Writing Out Loud: Fragile – Handle with Care

By George Stahl

Today, in 2018, you can buy just about anything you could possibly want on the internet. Not just that, but you can have any number of those items shipped right to your doorstep, usually for a small fee, but in some cases, they can even be delivered for free. Wonderful!

Think back to when we were kids. Do you by chance remember the product, usually on the backs of comic books, called Sea Monkeys? Of course, you do. Well, how did you get those little shrimp-like, human faced rascals from the comic book to your doorstep? Good old U.S. Mail. Yes, you sent in the order (no emails) then about 3 weeks later…you got mail. A dozen dehydrated monkeys for a 4-cent stamp.

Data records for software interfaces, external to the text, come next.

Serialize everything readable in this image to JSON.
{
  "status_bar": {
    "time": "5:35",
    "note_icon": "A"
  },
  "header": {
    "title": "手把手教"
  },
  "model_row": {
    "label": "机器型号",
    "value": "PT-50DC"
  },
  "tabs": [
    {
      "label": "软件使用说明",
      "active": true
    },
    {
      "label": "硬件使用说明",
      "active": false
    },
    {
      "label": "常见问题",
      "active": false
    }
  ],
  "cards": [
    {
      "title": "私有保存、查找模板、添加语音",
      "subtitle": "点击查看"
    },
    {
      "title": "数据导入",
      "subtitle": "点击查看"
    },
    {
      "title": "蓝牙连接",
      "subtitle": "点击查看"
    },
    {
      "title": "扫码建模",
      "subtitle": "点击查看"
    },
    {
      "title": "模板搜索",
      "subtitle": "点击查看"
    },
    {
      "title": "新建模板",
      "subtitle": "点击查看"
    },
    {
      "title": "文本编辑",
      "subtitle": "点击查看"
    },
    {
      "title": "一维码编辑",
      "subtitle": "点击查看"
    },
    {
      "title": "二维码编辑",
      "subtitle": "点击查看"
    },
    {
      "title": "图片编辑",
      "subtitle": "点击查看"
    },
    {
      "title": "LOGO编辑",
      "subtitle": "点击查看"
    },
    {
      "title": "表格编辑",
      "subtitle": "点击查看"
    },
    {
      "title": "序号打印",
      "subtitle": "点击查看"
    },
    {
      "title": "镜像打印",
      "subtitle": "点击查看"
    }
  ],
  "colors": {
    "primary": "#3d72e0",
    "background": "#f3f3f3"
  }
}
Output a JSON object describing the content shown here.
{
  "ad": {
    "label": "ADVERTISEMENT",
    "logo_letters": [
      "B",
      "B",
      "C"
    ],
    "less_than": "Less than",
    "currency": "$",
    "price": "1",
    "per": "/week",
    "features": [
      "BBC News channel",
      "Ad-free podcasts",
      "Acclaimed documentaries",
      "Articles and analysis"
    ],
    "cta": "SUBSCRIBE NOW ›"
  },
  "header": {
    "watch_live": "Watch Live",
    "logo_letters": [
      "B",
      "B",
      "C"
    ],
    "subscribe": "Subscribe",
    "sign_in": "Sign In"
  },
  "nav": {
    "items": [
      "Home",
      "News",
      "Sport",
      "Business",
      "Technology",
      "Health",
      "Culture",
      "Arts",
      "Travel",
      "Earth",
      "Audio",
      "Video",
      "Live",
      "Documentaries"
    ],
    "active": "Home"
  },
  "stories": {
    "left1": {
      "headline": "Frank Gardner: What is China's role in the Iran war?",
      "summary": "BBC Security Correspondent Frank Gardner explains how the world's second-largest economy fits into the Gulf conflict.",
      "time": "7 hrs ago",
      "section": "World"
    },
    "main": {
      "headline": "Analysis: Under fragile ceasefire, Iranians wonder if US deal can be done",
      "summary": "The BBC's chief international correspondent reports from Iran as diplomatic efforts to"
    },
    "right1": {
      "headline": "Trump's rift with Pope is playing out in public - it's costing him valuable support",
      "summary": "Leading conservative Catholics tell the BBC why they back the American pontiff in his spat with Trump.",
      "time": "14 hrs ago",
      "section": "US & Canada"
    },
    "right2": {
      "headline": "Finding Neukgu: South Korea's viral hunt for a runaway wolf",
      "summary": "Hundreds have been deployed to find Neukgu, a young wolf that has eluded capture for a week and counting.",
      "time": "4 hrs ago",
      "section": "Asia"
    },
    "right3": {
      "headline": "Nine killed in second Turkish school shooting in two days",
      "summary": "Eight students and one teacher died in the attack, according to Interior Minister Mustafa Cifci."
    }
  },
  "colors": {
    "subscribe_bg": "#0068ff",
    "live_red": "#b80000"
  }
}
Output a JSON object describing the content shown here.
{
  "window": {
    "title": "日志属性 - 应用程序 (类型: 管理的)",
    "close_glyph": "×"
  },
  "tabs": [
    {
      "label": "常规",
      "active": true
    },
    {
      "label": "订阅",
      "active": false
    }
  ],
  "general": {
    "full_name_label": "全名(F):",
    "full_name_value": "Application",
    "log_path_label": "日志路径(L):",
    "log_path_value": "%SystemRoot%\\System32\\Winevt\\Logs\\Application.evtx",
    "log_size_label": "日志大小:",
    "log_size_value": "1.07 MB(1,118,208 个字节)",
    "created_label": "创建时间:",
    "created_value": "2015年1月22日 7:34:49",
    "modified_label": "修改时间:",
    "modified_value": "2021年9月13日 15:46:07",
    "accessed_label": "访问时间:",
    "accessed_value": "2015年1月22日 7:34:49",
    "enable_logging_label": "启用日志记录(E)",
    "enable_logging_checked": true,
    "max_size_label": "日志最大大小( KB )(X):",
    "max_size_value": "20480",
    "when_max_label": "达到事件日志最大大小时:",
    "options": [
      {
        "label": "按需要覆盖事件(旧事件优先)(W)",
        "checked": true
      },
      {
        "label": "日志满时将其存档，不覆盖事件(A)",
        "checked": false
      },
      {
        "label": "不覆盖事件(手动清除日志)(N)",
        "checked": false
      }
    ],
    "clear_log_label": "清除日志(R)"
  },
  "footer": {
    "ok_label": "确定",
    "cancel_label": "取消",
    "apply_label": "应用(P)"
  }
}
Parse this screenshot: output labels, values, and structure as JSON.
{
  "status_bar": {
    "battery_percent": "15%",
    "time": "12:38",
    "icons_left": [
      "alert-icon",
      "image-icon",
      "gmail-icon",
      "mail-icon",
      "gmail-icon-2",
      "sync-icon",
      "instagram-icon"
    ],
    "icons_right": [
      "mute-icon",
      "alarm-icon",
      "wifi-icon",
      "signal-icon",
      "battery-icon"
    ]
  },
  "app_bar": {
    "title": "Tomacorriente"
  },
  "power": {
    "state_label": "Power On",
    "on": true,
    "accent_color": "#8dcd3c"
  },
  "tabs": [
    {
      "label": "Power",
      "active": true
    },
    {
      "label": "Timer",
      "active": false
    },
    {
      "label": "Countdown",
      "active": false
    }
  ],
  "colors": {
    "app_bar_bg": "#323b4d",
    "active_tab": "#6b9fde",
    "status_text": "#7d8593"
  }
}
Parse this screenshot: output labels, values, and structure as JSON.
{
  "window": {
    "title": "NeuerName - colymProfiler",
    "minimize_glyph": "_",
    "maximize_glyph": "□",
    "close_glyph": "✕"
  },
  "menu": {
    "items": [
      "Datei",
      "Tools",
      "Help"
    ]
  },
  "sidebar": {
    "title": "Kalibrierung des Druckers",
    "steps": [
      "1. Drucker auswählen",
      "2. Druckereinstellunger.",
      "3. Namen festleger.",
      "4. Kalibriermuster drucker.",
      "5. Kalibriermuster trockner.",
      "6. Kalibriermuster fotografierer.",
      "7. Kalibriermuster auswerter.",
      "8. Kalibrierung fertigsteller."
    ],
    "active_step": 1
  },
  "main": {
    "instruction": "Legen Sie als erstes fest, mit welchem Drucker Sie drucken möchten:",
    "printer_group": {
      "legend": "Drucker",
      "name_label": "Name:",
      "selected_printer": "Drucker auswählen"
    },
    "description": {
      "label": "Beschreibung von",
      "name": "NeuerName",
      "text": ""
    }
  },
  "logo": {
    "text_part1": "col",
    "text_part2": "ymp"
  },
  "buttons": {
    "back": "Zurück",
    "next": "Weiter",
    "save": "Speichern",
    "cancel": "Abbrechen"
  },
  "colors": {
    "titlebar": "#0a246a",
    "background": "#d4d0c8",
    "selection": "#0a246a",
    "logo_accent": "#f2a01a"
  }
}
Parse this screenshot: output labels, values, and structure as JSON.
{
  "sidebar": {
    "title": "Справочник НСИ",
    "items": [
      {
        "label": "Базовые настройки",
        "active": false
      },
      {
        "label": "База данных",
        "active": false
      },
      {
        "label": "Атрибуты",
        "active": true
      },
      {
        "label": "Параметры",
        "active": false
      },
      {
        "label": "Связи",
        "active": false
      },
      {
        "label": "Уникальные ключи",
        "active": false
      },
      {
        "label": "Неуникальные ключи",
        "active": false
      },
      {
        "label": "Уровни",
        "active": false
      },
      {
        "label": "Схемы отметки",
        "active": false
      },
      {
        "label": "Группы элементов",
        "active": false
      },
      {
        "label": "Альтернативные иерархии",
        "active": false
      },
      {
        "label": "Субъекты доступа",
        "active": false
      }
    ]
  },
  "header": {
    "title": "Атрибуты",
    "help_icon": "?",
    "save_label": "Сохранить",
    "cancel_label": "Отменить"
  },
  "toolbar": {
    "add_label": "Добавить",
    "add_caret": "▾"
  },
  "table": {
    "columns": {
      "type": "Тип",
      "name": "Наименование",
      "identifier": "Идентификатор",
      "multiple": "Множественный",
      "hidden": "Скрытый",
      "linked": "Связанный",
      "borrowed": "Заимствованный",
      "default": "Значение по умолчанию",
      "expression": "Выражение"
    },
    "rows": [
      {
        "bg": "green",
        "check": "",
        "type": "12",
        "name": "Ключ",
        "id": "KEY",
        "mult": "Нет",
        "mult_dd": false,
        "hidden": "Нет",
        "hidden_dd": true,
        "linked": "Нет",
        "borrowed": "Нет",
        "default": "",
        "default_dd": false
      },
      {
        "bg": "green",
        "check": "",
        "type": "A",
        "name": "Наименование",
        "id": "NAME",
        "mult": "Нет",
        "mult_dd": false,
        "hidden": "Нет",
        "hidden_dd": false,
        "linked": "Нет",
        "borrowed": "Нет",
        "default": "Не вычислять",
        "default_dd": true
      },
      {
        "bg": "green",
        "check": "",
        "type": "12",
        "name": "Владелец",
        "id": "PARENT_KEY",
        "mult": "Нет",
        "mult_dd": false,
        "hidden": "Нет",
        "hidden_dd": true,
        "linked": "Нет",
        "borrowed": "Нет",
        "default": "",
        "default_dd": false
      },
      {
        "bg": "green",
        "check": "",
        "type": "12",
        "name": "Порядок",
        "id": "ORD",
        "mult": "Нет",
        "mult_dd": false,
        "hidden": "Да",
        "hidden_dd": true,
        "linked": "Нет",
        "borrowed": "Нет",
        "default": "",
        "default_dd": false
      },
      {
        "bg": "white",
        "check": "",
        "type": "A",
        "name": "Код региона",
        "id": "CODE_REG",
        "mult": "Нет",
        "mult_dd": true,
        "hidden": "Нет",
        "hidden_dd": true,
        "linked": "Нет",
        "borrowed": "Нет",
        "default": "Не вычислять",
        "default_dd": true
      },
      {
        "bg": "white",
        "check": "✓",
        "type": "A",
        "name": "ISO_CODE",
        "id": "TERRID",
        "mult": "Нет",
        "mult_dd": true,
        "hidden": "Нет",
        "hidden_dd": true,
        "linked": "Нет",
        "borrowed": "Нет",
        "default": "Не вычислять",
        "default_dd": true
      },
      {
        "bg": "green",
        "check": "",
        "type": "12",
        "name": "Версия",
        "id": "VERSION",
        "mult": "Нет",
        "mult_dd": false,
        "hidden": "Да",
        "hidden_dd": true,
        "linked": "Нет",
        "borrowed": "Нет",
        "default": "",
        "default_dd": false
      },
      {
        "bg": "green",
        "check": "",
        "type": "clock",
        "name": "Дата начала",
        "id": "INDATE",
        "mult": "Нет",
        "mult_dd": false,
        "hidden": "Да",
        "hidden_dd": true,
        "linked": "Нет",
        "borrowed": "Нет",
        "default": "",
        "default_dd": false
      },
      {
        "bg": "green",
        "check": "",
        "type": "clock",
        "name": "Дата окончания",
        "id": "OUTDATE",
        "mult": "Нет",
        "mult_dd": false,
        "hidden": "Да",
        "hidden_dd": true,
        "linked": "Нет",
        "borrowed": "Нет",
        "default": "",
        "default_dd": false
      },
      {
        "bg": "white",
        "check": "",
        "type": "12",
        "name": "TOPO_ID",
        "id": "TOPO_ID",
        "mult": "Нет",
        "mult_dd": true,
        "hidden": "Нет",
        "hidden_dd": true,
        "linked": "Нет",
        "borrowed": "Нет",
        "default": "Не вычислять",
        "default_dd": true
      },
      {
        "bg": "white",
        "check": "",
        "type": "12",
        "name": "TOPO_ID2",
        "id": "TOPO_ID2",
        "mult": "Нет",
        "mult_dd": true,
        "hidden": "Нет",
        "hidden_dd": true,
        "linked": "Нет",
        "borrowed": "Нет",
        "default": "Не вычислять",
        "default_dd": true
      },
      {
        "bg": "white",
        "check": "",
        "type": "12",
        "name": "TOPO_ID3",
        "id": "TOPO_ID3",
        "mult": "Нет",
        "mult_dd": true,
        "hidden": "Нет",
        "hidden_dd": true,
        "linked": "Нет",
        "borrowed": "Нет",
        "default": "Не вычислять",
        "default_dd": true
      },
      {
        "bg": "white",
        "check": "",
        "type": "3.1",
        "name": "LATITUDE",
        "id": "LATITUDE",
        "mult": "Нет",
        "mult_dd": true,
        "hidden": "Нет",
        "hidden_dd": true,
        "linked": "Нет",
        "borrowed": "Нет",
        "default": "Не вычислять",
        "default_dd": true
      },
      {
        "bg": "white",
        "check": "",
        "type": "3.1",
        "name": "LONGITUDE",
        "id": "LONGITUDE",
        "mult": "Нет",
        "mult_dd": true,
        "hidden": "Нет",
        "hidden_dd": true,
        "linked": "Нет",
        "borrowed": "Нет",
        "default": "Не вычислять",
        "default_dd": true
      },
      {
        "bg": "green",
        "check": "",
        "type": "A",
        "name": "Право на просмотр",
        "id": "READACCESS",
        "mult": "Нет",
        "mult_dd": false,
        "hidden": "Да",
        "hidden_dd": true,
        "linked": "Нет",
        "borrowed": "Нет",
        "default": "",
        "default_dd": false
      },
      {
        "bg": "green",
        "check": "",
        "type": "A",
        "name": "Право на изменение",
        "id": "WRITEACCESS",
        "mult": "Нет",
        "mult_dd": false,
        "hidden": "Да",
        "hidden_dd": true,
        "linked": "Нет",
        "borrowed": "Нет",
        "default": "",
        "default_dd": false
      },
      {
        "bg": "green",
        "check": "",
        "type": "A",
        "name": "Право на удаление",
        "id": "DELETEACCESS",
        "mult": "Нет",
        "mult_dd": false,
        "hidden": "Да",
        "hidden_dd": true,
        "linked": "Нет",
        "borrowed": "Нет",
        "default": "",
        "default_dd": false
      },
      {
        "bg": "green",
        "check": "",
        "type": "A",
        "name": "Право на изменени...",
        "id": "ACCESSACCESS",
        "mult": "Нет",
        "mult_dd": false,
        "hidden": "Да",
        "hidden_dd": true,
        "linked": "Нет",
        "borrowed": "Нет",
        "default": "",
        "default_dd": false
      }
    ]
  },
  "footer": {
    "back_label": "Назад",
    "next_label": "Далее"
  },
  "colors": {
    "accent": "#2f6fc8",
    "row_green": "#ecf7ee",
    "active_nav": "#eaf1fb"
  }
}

Live animals were shipped via the U.S. Postal Service. Nothing suspicious about that. These little just-add-water sea creatures were not the only animals being shipped around the country or even the world back then. In fact, transporting animals around has been a practice for centuries. In the 20th Century though, it started to be government controlled. When the ATA (Animal Transportation Association) was formed in 1976, thousands of animals were being sent to all parts of the globe. So, for 42 years, the mailing of a spider has been regulated.

Today is a real milestone day in the history of the U.S. Post Office. Today marks the anniversary putting an end to a practice sending a certain piece of mail that every mailman dreaded to find in his bag when he came into work in the morning. No, as much as they may have disliked them, it was not a tarantula, but it was almost enough for him to forget that infamous pledge every mail carrier lives by. It’s the Hippocratic oath of the Post Office. You know the one that makes what mail carriers do so sacred. “Neither snow nor rain nor heat nor gloom of night stays these couriers from the swift completion of their appointed rounds.” Maybe something about delivering babies should had been added to that creed. Yes, babies, and we’re not using the term delivered in the same way as doctors do, but in the way a mailman does. June 13, 1920, was the last time that a customer was able to send a real, live, human baby to someone else via the U.S. Postal Service. Maybe that’s where the warning ‘Fragile: Handle with Care’ was born.

On January 1, 1913, the post office began a new service called ‘parcel post.’ Larger packages could be sent via mail and this created a whole new way merchants could ship their goods. It was an ancient counterpart to Amazon and e-Bay. Suddenly, people realized that this was also a cheaper way to send their children travelling to grandma’s house across the state or further. It beat out trains, boats and Wells Fargo. For only 53 cents, if your kid weighed in at less than 50 pounds, he or she could be stamped and delivered along with your letters. For 7 years, as distasteful and alarming as it may sound, this was a common occurrence, and mailmen took on the added title of ‘babysitter.’ Think about it, special bags were created for the carriers to lug these kids around and safely dispatch them on whoever’s doorstep they were addressed to. That had to make it a lot harder for the carriers to outrun the dog that chased them down the street, or for them to keep that kid dry in the rain. Imagine, you are grandma, you are going about your businesses, cleaning, cooking, darning grandpa’s socks, your bell rings, and the postman hands you your mail, then your grandkid. Pop! Surprise!

Do you think anyone wrote a return to sender note? Or what if you sent your kid, and didn’t know grandma moved? Imagine that poor soul on the other end. What about the mail sorters in the post offices? Do you think there were special slots for the kids? How about the phrase, “It must have gotten lost in the mail”? No wonder the practice only lasted 7 years. If it had survived though, and all of the kinks were worked out, let’s see, 53 cents would probably be about 50 dollars today, and an airline ticket is at least 200 dollars. I don’t know? Is it a close call?

Ask your mail carrier next time you see him or her. “What do you think? Could we bring it back?”